START Source material

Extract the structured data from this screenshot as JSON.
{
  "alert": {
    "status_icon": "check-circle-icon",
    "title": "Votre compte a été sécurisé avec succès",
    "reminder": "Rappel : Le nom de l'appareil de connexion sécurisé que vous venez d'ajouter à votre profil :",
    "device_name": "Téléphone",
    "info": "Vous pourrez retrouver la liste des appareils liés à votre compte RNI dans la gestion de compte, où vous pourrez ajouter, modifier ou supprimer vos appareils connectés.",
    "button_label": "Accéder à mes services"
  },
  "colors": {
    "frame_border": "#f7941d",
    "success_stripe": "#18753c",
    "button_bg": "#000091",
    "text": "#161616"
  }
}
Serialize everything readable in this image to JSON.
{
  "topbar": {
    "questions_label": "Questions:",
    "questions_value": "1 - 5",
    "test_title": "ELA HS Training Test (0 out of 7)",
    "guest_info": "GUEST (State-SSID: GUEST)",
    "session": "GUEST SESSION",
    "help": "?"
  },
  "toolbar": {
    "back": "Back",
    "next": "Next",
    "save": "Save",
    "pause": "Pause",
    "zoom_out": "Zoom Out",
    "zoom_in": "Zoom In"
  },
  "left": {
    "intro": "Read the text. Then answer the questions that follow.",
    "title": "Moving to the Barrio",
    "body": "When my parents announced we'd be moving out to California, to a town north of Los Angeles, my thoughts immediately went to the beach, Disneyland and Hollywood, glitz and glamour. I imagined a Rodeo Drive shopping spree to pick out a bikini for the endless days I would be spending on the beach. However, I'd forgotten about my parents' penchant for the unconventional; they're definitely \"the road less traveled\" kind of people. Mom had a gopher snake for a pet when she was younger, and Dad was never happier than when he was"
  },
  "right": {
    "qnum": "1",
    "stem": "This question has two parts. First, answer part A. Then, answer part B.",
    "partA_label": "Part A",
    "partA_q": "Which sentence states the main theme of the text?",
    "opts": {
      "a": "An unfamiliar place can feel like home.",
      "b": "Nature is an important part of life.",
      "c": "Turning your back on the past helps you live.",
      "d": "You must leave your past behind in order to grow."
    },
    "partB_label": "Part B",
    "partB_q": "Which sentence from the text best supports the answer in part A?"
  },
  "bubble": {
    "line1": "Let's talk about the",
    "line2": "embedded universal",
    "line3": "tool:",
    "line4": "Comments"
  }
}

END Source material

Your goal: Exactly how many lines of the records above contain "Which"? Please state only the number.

Answer space: 2